On June 9, 1864, Union cavalry and infantry attacked Petersburg with the intention of gaining control of this important transportation hub to cut the supply lines to Richmond. They Yankees were met and driven back by a small unit of Virginia reserves comprised mostly of 'old men and young boys' - a common nickname for this battle. Six days later Union Gen. Meade’s Army of the Potomac crossed the James River on a one-half-mile long pontoon bridge while Union Gen. Butler’s corps crossed the Appomattox River and attacked Petersburg from the other side. The Confederates were routed from their trenches back to Harrison Creek, and over the next two days more sections of the Confederate line were captured. Reinforcements were then sent in from Robert E. Lee's Army of Northern Virginia who held the ground and commenced the nine-month Siege of Petersburg.

Visiting the Petersburg Battlefield

Your best bet to tour the Battle of Petersburg is to begin at the Eastern Front Visitor Center at the Petersburg National Battlefield Park. Here there is a staffed visitor center, museum, film, and gift shop. The Eastern Front Driving Tour is a 4-mile tour that features eight stops with interpretive signs, exhibits, audio stations and hiking trails. The first stop features a hiking trail to the Confederate Battery at the Dimmock Line and the Union's giant 13-inch 'Dictator' 17,000 pound mortar that fired 225-pound shells into downtown Petersburg 2 miles away. Stop 3 is the site of the position captured by African American troops and features a monument to the United States Colored Troops (USCT), recreated fortifications and a scenic hiking trail to Meade Station. The third stop at Harrison Creek features a scenic hiking trail along the Confederate line. There are stops at the Union Forts Stedman, Haskell and Morton where there are hiking trails, artillery exhibits, interpretive markers and audio stations. It is from a 14-gun battery at Fort Morton that Union Maj. Gen. Burnside viewed the unfolding of the notorious Battle of The Crater.

Petersburg Earthworks and Cannon

Confederate Battery 5 along the first stop of the driving tour was one of the strongest defenses at Petersburg.

Petersburg Earthworks and Cannon

The third stop on the Eastern Front Driving Tour features recreated siege fortifications.

In addition to the driving tour, The Eastern Front Battlefield features a Recreational Trail System of hiking, biking, equestrian and interpretive trails that connect the stops on the Eastern Front Driving Tour.
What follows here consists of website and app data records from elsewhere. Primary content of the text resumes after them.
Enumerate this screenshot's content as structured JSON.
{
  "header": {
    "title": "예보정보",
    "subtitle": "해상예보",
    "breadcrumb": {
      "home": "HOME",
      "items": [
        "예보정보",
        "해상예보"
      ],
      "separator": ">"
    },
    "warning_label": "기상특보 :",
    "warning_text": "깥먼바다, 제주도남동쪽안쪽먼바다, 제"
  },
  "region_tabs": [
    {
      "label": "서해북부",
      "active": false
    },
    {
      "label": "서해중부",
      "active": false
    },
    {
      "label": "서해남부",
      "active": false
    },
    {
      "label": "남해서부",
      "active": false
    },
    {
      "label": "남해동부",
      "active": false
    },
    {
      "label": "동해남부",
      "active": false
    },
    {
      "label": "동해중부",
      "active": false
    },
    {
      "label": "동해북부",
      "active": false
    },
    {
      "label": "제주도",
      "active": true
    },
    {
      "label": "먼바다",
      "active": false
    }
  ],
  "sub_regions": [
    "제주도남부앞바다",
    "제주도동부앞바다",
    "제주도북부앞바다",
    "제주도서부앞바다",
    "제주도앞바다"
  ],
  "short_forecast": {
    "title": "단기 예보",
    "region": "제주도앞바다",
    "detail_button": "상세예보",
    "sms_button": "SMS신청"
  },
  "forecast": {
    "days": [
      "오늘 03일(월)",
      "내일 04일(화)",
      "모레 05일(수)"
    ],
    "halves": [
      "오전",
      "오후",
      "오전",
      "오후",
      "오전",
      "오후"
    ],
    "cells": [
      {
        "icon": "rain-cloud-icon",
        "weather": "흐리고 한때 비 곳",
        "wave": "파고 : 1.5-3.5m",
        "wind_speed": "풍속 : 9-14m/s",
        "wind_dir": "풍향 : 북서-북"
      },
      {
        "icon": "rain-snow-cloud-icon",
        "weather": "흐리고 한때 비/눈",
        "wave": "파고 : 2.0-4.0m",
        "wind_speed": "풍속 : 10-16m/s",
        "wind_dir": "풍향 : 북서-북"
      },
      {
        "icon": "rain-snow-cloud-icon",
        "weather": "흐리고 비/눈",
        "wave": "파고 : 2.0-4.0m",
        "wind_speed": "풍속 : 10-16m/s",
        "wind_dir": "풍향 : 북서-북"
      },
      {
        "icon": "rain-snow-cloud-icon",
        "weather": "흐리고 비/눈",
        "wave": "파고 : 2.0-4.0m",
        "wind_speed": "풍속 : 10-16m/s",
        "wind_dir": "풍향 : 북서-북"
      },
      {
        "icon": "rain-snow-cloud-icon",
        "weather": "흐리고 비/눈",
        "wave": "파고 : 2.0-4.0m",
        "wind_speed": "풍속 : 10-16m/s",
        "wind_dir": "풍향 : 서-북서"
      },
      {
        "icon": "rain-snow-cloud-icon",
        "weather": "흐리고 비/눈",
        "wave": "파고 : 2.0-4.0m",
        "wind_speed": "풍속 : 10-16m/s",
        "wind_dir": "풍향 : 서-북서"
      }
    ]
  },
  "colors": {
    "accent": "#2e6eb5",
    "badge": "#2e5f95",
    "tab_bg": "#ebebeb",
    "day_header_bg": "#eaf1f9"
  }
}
An app is also available from Civil War Trust that features four tours that cover all of the major actions of the Richmond-Petersburg Campaign including actions at Petersburg. This excellent resource contains driving directions to all stops as well as readings, photographs and interactive media describing the background and battle actions.

Visit Civil War Trust and National Park Service for battle details and information about the preservation of this battlefield.

Pictured at the top: The Battle of the Crater was viewed from the Union battery at Fort Morton.

Historical Photo

Petersburg Duncans Brigade

The war in Virginia - the 22nd Colored Regiment, Duncan's brigade, carrying the first line of Rebel works before Petersburg / from a sketch by our special artist, Edwin Forbes. 1864 (Library of Congress)